Operational Risk strategies must take into account productivity and competitiveness in order to bring effectiveness and greater value to your company.

Many companies believe that as long as their employees fully comply with procedures, they will achieve safety in their operations. Unfortunately, risk reduction is not so simple as we may risk not meeting the organization’s productivity goals. Only those companies that have decided to go beyond the fulfillment of tasks have been able to achieve optimal results with safe production without sacrificing their competitiveness.

The expert in Operational Risk Management solutions, Alfonsius Ariawan, assures that, in order to guarantee the effectiveness of risk management, security activities should not be separated from the company’s commercial objectives, so that they generate greater value for the business.

In the following publication from the EHS Today website: Ariawan argues that the achievement of results must be based on the implementation of an integrated framework in which four key components are found: 1) the mentality and behavior of employees; 2) Organizational management and good corporate governance; 3) The application of optimized processes through the use of technologies; and 4) The capabilities and competencies of workers to reinforce the safety of operations.

  • Employee mentality and behavior

Psychologically, the concept of risk is more personal to employees than safety. Workers decide on a daily basis whether it is acceptable to take a risk, but often consider “safety” to be the company’s responsibility. Shifting the mindset of employees to risk-based thinking will ensure greater staff involvement in monitoring the safety of operations.

The following graph compares both concepts:

Graph. Translated by Laragon. / Author: Alfonsius Ariawan

  • Good Governance and Management

Because an organization’s resources are limited, they must be applied judiciously to ensure maximum risk reduction. To do this, organizations must have a clear understanding of their operational risk profile, which is assessed against common definitions of probability and impact, and prioritize the approach and ownership of risks based on a defined tolerance.

Not all risks are equal. Some events are less likely to occur, but carry impacts that can be devastating (e.g., multiple fatalities, prolonged equipment downtime, bankruptcy, etc.). Other events are more likely, but have much less severe impacts (e.g., minor injuries, after-hours work, etc.).

In doing so, companies should place sufficient emphasis on risks that can lead to large-scale incidents and, in addition, pay attention to other important indicators of possible significant long-term events.

  • Processes and technologies

Risk management requires systemic thinking. When conducting security incident investigations, root causes must be identified at the system level and addressed accordingly to prevent recurrence. If system problems are not identified and addressed, incidents may recur in the future.

By extension, to prevent the occurrence of security incidents, organizations need to manage risks at the system level, recognizing the interconnectivity of the various processes that comprise it. Unfortunately, many companies seem to have problems and their executives recognize that there are gaps between their existing systems, preventing effective integration.

  • Capabilities and competencies

Ultimately, any security management system must be run by people. It will not produce the desired results without a workforce that is capable and has the right mindset and discipline to execute, and without the processes to manage employee performance.

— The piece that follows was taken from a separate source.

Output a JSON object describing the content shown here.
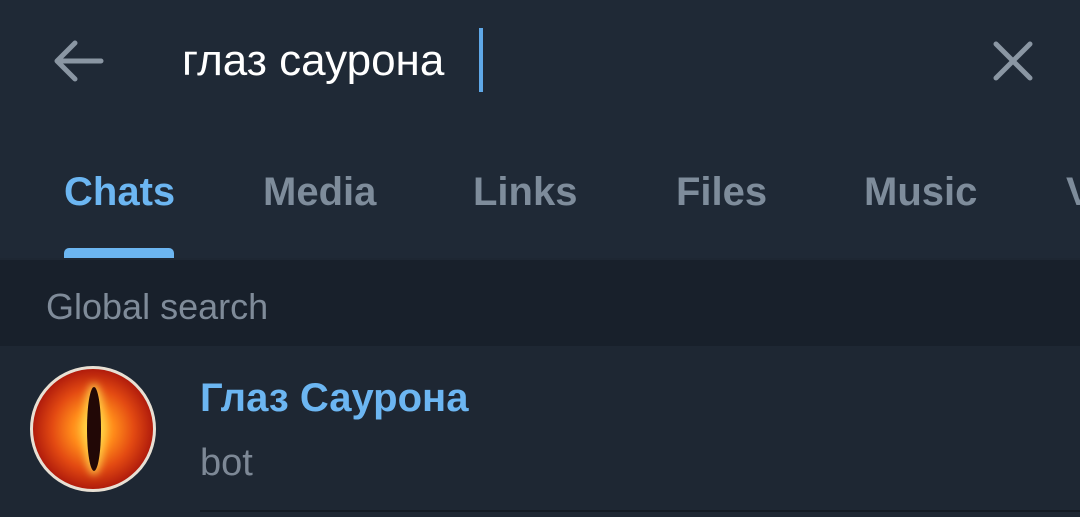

Leveraging the day-to-day operational knowledge of front-line personnel in the workspace: a plant, a shop floor, in the field, etc. is a key success factor in any cultural transformation. Organizations must recognize that these personnel are a critical level of protection within their operations. These workers are more familiar with the organization’s activities, equipment and processes and, therefore, with the risks. They must be adequately engaged, empowered and supported.

Finally, it is important for leaders to be “affective” in their approach to risk management. Company executives should strive to foster a trustworthy work environment, and their leadership style should demonstrate humility and partnership with employees.

Given the daily demands of an organization, it is easy to adopt a mindset of assuming that as long as procedures are followed, the company is operating safely and productively. All too often, this false sense of security eventually gives way to an incident that will affect the organization.

By focusing more on risk reduction outcomes and linking risk mitigation activities to the organization’s business strategies, companies can improve operations and productivity.

Laragon offers the best technological solutions to pilot these processes, working with global market leaders in EHS and Operational Risk Management.

If you would like to know more about our experiences with clients in this area, please contact us by calling us at: +34 91 254 7019 or by email: [email protected].